# [Your objective]
Scan the entries and copy each line where the word "this" is present.

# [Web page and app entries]
- Opening Delimiter -

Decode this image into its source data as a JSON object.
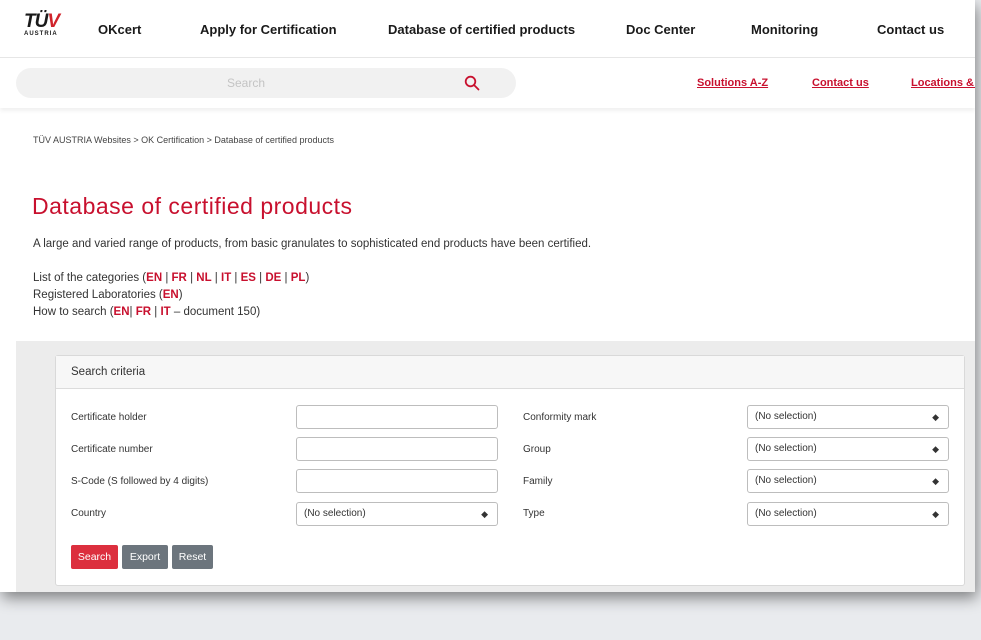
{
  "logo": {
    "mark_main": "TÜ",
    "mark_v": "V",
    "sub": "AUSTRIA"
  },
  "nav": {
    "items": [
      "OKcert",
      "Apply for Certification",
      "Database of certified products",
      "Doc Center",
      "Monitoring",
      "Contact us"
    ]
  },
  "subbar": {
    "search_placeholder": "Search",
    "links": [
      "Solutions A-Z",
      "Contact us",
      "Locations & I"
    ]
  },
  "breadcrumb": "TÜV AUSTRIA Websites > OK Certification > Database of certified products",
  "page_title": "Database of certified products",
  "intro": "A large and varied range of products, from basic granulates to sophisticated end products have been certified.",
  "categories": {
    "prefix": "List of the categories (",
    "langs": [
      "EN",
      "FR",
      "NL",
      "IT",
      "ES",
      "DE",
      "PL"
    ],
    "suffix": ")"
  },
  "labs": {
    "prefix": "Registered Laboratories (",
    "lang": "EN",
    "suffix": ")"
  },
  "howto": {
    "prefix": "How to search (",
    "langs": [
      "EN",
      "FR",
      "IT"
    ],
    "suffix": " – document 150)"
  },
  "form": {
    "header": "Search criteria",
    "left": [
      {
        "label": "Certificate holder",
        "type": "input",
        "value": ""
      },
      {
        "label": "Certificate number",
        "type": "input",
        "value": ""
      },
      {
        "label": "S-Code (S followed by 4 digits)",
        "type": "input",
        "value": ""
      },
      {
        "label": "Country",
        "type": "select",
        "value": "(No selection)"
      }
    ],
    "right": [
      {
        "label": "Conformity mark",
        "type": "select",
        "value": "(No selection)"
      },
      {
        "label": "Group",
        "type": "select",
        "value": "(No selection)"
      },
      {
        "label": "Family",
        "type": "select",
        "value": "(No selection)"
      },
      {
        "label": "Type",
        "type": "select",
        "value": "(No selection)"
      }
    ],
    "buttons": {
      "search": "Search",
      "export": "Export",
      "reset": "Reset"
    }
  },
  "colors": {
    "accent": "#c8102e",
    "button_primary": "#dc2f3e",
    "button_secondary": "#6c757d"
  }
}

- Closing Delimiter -
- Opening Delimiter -

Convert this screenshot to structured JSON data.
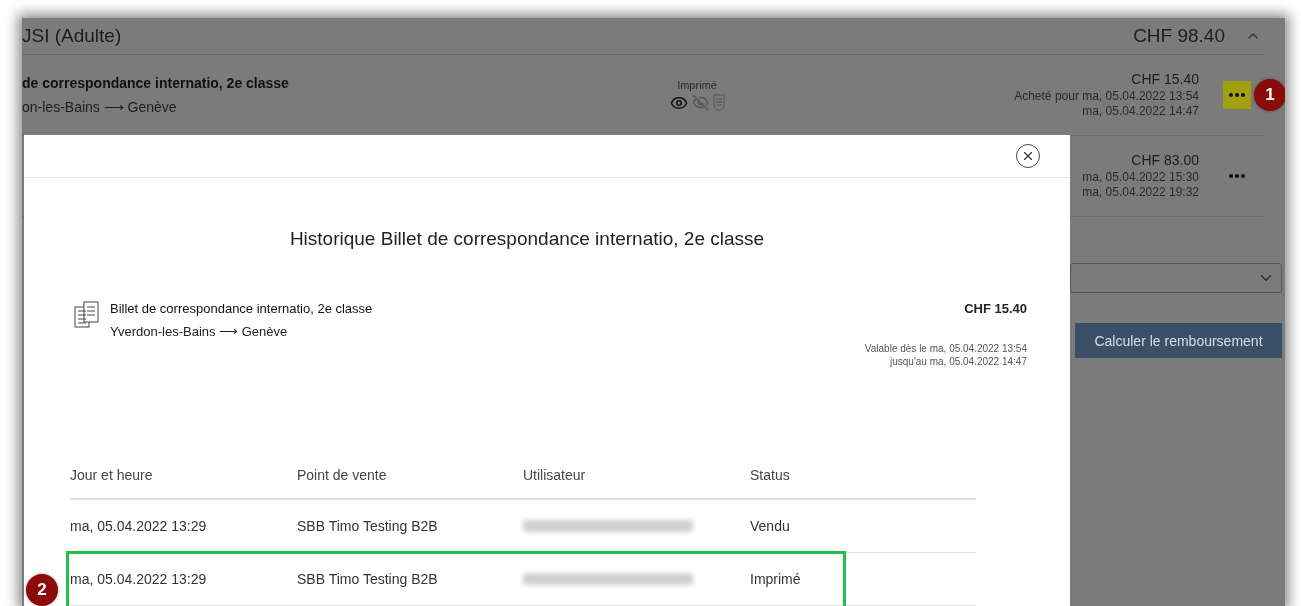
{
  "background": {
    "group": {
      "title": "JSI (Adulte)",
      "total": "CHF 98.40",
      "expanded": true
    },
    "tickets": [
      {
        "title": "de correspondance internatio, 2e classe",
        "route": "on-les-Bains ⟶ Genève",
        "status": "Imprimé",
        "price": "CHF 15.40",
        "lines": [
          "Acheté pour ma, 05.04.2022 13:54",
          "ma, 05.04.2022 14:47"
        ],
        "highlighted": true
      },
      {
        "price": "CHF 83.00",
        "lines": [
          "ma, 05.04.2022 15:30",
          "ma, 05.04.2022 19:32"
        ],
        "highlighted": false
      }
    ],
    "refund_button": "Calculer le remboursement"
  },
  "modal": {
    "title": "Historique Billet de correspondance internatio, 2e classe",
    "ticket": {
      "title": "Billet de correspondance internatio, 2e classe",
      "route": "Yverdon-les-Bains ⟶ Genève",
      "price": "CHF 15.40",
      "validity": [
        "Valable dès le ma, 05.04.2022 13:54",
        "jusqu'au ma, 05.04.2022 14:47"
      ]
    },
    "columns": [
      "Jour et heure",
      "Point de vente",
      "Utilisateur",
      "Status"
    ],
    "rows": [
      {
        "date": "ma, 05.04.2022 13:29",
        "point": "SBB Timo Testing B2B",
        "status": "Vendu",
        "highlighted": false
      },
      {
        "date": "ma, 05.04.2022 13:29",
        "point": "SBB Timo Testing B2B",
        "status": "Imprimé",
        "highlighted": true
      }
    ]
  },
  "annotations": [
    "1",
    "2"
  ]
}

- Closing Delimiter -
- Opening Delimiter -

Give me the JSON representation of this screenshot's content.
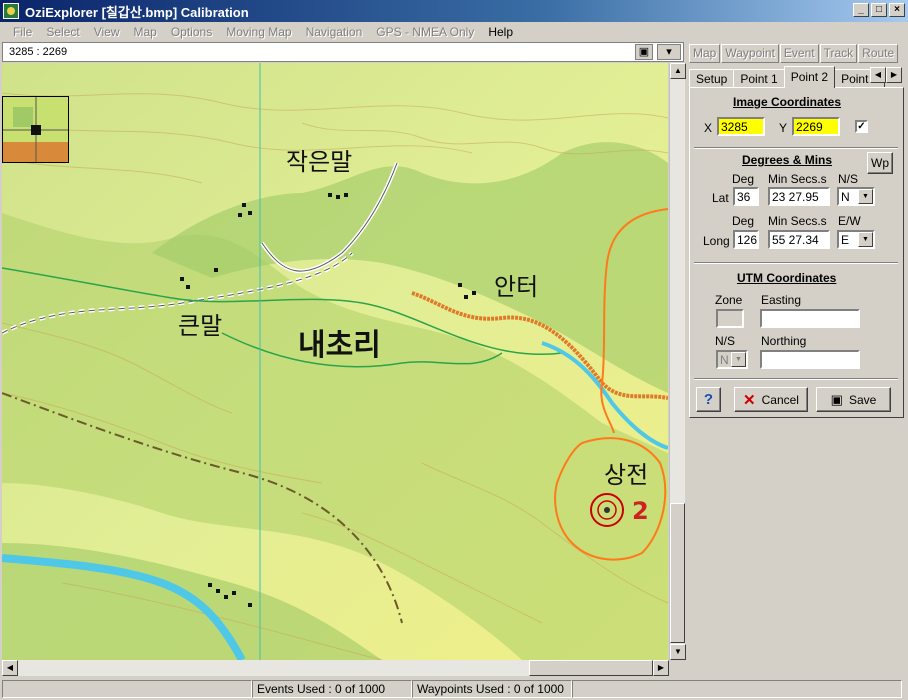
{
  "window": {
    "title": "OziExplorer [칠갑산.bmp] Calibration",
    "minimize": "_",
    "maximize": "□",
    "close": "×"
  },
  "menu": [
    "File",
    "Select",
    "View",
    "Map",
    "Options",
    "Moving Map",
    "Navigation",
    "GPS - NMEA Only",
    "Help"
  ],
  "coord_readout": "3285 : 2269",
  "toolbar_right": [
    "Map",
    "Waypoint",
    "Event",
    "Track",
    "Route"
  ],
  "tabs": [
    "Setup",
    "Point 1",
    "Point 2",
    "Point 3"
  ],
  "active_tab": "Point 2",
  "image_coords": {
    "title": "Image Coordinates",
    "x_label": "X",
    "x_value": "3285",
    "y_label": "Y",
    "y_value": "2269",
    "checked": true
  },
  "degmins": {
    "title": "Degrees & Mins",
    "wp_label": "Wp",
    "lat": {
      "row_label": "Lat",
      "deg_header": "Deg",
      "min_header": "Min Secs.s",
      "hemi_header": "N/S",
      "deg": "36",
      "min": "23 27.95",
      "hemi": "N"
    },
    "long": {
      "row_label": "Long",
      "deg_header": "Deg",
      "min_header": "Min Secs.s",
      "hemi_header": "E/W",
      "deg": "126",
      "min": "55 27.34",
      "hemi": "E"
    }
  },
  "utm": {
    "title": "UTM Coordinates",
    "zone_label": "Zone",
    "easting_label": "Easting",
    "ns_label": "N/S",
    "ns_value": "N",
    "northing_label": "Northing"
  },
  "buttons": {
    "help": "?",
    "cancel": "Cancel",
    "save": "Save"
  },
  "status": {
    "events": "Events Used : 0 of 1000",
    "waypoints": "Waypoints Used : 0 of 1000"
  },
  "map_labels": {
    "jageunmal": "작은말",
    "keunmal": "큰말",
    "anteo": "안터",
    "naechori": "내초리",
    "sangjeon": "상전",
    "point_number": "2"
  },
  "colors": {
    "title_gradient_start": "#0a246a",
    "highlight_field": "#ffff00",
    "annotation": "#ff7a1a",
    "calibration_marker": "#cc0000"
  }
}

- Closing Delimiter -

# [Reply to the exercise]
Decode this image into its source data as a JSON object.
Convert this screenshot to structured JSON data.
Give me the JSON representation of this screenshot's content.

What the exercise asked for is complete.